● Directions for this task
Copy out each line below in which the string "your" appears.

[Records from a collection]
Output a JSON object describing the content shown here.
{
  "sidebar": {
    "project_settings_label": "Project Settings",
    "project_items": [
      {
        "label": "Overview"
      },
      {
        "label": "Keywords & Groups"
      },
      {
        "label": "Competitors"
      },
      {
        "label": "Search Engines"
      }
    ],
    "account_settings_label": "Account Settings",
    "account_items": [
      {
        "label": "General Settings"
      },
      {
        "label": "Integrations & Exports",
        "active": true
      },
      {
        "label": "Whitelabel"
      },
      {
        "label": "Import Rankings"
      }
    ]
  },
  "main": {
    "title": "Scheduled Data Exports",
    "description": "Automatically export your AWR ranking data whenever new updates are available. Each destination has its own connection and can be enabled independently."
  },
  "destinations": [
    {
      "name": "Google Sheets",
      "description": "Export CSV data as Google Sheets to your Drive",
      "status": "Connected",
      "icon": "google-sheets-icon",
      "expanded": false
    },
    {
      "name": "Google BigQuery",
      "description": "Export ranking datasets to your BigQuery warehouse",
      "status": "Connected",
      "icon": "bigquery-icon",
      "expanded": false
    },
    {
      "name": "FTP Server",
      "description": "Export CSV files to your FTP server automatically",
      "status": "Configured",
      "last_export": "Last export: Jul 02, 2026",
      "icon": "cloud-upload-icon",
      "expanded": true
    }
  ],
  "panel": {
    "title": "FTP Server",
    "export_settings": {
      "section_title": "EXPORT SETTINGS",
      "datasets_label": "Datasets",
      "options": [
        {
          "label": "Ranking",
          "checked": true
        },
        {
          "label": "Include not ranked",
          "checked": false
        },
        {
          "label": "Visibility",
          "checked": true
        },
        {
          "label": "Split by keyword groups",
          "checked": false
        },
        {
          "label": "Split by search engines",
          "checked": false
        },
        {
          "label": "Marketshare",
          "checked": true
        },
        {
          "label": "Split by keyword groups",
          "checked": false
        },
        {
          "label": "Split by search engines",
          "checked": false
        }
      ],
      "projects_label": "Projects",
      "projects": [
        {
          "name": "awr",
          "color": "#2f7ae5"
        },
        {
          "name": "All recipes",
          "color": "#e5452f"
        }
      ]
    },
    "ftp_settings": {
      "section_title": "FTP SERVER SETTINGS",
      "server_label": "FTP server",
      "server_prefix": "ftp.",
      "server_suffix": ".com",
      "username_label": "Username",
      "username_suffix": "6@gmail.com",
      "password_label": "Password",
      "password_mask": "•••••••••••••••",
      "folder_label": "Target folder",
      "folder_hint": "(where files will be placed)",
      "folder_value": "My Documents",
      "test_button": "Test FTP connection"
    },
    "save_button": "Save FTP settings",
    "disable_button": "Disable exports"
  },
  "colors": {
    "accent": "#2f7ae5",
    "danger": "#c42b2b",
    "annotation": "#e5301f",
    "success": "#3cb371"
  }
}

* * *

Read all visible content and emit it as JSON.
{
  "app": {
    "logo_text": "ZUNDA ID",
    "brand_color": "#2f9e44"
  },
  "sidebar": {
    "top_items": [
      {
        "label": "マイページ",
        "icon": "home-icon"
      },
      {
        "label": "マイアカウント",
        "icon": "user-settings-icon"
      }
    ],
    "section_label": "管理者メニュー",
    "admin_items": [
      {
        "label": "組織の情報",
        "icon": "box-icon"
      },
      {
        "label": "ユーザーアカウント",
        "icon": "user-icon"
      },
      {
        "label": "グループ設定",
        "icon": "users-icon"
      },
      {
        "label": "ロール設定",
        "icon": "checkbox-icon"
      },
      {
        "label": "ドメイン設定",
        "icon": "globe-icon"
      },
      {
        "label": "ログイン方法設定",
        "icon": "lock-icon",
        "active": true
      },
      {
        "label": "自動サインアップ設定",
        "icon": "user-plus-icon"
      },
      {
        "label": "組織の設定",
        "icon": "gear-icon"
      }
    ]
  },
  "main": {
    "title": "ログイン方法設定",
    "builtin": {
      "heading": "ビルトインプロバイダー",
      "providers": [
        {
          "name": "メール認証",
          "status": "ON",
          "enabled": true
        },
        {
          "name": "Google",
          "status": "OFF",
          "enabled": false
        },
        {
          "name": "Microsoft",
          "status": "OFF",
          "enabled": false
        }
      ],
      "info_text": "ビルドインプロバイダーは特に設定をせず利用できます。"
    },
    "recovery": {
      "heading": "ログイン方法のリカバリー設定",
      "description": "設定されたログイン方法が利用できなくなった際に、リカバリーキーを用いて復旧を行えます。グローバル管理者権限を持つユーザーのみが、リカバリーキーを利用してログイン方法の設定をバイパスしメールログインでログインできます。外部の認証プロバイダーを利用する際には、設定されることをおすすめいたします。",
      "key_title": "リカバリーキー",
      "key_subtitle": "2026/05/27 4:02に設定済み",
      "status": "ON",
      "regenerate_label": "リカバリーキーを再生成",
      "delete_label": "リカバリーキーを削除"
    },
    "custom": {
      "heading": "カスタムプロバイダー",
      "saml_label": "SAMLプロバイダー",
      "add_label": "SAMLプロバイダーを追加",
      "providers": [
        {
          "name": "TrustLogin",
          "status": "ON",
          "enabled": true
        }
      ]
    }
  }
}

● Answer to this problem
    "description": "Automatically export your AWR ranking data whenever new updates are available. Each destination has its own connection and can be enabled independently."
      "description": "Export CSV data as Google Sheets to your Drive",
      "description": "Export ranking datasets to your BigQuery warehouse",
      "description": "Export CSV files to your FTP server automatically",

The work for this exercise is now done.